If you’re a person of prayer, we could use your prayers.
That’s what Gatlinburg Fire Chief Greg Miller said Monday evening as crews battled wind gusts of up to 70 mph in and around the town.
Fanned by strong winds and the Southeast’s worst drought in nearly a decade, at least 14 wildfires burned in and around Gatlinburg, Tennessee, forcing evacuations from the popular tourist destination and nearby communities.
On Monday afternoon, a wildfire from the Great Smoky Mountains National Park spread rapidly into nearby communities. Strong gusts scattered embers across long distances, starting fires that fed off drought-stricken trees. The winds also knocked down power lines, igniting new fires, according to authorities.

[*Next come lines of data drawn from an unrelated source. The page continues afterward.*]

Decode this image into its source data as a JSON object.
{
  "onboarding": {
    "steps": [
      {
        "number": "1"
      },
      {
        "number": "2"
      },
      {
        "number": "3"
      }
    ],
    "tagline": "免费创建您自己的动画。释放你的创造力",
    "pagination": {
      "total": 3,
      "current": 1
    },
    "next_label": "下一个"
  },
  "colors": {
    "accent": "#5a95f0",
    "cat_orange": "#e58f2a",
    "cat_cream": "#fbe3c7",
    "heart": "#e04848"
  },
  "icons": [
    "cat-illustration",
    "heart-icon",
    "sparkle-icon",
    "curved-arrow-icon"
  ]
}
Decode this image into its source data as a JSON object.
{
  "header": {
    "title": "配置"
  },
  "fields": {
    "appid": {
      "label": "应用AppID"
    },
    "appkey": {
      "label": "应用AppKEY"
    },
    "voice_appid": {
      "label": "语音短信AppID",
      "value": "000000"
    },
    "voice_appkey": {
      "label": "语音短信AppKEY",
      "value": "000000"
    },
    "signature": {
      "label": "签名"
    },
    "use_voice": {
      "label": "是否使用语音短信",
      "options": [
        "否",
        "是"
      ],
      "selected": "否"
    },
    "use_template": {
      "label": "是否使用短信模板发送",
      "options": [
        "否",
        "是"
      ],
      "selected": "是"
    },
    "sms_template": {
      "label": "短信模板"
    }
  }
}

There were no deaths reported in connection with the fires. But a male evacuee reportedly suffered burn wounds and an accident involving a fire truck may have also caused minor injuries.
Several homes and businesses in downtown Gatlinburg were “completely lost to fire.” By Tuesday morning, the scope of the disaster was difficult to quantify, with officials unable to give estimates for the number of fires, their size, injuries and how many structures had burned.
A report hours earlier from TEMA reported at least 30 structures had been impacted, including a 16-story hotel and an apartment complex that was consumed by flames.
Staff at Ripley’s Aquarium of the Smokies in Gatlinburg were forced to evacuate Monday evening, but all of the facility’s 1,500 animals are still inside. The building is still standing. The facility’s webcam showed lights and power still working inside, but he’s concerned about the deteriorating air quality, as well as the smoke and flames.
Authorities issued evacuation orders for Gatlinburg and nearby areas, including the north end of Pigeon Forge. Nobody is allowed into the city at this time. If you are currently in Gatlinburg and are able to evacuate … evacuate immediately. TEMA said on its website that State Hwy. 441 heading into Gatlinburg is closed except for emergency traffic and the same highway leaving the city is open for evacuations.
Schools in Green, McMinn and Sevier counties will be closed Tuesday, and more than 12,000 people in Sevier County were without power as of early Tuesday morning.
Several evacuation shelters opened as about 1,300 people stayed overnight at the local community center and park. Shaken residents, some needing oxygen after inhaling so much smoke, huddled with each other at the shelters.
Despite evacuation orders, some people – including guests at one Gatlinburg hotel – could not safely leave the area as the fire advanced. The fire had not reached the hotel, but smoke had permeated the building, making it hard to breathe. Guests stood in the hotel lobby with masks over their faces. They can’t go outside. The wind is blowing at 80 miles per hour and the debris in the air is too hard to get them down right now.
Elsewhere, the Great Smoky Mountains National Park evacuated employees from the Elkmont and park headquarters housing areas on Monday. Due to continued erratic winds, the fires are very unpredictable and more fire growth is expected.
The flames proved unpredictable even for authorities as the fire blew into downtown Gatlinburg, forcing officials to evacuate their original command post at City Hall. The National Guard was activated to help fight the fire and assist in evacuations.
Several roads were closed because of fire danger, stemming from dangerous weather conditions, falling trees and downed power lines. Authorities asked people who have not been instructed to evacuate to stay off the roads as evacuees crammed the streets to get to safety.
Rainfall should help containing the fires in the next hours… But they will be accompanied by heavy winds. So if you’re a person of prayer, they could use your prayers!